But what is absolute is that the First Amendment protects everyone equally; the government cannot allow some groups to organize and speak and not others, based on whether those in power, or the majority in a particular community, agree or disagree with the group’s views. Our history has demonstrated that when we afford that kind of discretion to government officials, they target the most vulnerable, the dissenters, the outliers, those who seek to change the status quo.
So, in recent years, we have filed briefs not just in support of the NRA’s right to association, but in support of anti-Semitic protesters’ right to picket outside a synagogue in Michigan; a conservative student magazine denied funding after lampooning “safe spaces”; the far-right commentator Milo Yiannopoulos when the D.C. Metro refused to display ads for his book; Americans for Prosperity (a Koch-funded nonprofit) in a challenge to California’s requirement that it disclose its donors; and an evangelical Christian’s suit challenging a university’s restrictions on where he could speak. We don’t share these speakers’ views, but we defend their right to express them.
You’ve written eloquently about how gun deaths disproportionately affect communities of color, and young Black men especially—and you’ve argued that this should be the starting-point for any gun safety legislation. It’s also true that a huge proportion of US gun death—consistently around 55-60 percent—is by suicide, not homicide. So, is there an opening there for reform, also, one that progressives may be missing?
It is true that every year, about half of all gun deaths are suicides. And there is reason to believe that the easy availability of guns makes suicide more likely. So, yes, this ought to be among the policy arguments for greater gun control. Will it be enough to rise above the partisan divide that has come to afflict this and so many other issues? I doubt it.
Is gun control legislation possible without reforming the Senate’s filibuster rule, which effectively requires sixty votes for a bill to pass?
Almost certainly not. Even before this year’s horrific mass shootings, a majority of Americans supported stricter gun control measures, but legislation is invariably stymied in the Senate because the Republicans use the filibuster to block any reform proposal. This has been true not just for gun control, but also for immigration and voting rights reforms.

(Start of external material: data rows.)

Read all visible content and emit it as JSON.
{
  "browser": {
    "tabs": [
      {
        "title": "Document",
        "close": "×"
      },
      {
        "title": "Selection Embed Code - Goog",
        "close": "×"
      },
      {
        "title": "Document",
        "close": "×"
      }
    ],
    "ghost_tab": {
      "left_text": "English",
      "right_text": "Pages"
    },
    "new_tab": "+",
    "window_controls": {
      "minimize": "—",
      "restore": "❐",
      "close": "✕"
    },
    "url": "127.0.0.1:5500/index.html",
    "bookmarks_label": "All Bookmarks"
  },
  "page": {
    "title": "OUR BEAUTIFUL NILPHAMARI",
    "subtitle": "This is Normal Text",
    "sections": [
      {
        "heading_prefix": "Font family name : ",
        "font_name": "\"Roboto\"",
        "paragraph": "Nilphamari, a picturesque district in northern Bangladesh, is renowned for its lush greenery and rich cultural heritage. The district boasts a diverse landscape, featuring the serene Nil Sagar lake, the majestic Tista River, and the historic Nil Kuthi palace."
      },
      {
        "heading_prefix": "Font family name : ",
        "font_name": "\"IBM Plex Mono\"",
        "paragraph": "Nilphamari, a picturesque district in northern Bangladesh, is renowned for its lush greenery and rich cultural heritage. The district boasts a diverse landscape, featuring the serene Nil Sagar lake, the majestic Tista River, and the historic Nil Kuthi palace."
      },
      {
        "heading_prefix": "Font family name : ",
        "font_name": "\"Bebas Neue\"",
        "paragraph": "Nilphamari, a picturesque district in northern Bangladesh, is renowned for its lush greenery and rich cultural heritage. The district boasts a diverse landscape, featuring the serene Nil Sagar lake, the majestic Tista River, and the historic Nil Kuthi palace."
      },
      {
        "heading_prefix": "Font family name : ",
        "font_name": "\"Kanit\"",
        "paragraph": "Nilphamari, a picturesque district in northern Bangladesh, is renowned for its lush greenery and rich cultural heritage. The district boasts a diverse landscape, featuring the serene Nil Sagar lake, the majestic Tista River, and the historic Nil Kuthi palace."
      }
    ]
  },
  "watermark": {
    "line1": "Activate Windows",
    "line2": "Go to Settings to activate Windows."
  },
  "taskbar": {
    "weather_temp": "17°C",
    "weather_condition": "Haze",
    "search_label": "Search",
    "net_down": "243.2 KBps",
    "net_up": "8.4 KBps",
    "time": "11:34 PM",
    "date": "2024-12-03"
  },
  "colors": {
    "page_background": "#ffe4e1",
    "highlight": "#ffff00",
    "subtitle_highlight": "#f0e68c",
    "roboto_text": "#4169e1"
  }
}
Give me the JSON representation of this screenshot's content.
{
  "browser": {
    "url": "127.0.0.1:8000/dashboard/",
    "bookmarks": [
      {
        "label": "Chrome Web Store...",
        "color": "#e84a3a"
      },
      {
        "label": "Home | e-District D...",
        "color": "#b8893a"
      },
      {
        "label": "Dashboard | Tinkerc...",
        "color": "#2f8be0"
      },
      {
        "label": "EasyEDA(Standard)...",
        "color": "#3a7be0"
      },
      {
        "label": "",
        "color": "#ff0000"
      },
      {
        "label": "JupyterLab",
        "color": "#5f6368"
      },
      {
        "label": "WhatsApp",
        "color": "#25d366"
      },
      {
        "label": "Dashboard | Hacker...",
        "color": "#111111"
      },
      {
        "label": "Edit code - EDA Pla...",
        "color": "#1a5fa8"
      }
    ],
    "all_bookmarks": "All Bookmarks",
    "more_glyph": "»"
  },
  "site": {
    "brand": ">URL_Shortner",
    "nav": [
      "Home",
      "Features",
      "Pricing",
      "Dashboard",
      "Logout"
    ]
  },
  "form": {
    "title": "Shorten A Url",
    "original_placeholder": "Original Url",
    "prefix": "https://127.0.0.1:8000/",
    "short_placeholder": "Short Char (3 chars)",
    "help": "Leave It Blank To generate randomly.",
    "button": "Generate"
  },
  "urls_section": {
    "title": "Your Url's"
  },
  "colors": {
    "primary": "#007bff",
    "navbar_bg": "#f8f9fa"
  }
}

So perhaps it’s not surprising that President Biden has chosen not to prioritize gun control at this moment. The only way that will change is if the people demand reform to such an extent that he has no choice but to respond. Gun control advocates have to organize as gun rights advocates already have.